- _PROMPT_
Lines below that include the word "time" should each be copied.

- _DATA SHOWN_
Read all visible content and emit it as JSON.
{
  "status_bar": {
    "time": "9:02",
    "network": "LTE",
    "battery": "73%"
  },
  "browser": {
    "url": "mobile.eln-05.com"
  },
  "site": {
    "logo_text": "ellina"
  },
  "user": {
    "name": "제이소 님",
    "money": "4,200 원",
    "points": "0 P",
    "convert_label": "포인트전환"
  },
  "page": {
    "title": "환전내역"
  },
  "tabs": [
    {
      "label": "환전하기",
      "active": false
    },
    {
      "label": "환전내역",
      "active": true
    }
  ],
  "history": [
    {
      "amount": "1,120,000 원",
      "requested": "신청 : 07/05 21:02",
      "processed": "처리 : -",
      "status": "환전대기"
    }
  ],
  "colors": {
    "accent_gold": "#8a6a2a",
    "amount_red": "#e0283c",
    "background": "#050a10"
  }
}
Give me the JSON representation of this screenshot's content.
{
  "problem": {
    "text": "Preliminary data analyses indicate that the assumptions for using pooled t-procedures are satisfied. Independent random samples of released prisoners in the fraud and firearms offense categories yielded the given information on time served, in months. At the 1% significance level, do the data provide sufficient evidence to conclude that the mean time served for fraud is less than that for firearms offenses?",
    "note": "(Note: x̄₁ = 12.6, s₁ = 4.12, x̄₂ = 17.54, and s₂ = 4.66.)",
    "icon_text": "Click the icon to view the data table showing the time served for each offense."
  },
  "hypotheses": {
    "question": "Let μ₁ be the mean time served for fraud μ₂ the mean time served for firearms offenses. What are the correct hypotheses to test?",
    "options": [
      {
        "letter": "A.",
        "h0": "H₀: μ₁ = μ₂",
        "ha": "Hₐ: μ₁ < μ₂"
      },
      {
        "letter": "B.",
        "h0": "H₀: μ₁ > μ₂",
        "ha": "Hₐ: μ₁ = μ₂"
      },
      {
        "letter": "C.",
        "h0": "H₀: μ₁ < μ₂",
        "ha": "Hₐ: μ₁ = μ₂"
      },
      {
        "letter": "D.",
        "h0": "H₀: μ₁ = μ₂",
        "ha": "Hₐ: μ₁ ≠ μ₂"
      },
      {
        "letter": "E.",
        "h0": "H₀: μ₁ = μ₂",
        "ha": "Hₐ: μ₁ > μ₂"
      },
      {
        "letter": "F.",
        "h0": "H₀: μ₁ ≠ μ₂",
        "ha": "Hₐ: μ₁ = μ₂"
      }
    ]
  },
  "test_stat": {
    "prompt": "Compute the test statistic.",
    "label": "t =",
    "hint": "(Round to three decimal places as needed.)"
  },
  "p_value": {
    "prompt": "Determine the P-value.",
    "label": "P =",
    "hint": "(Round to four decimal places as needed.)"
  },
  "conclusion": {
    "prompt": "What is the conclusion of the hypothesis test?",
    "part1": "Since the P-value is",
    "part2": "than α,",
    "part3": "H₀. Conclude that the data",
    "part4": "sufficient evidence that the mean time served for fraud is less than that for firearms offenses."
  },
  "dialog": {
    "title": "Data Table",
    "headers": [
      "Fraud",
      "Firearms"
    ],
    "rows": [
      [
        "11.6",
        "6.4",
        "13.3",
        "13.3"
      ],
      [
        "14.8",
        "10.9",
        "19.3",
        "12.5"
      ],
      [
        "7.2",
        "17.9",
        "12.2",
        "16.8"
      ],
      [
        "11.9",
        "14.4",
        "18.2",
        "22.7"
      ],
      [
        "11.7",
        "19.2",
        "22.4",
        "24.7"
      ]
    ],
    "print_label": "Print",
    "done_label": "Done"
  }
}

- _SOLUTION TO THIS TASK_
    "time": "9:02",
    "text": "Preliminary data analyses indicate that the assumptions for using pooled t-procedures are satisfied. Independent random samples of released prisoners in the fraud and firearms offense categories yielded the given information on time served, in months. At the 1% significance level, do the data provide sufficient evidence to conclude that the mean time served for fraud is less than that for firearms offenses?",
    "icon_text": "Click the icon to view the data table showing the time served for each offense."
    "question": "Let μ₁ be the mean time served for fraud μ₂ the mean time served for firearms offenses. What are the correct hypotheses to test?",
    "part4": "sufficient evidence that the mean time served for fraud is less than that for firearms offenses."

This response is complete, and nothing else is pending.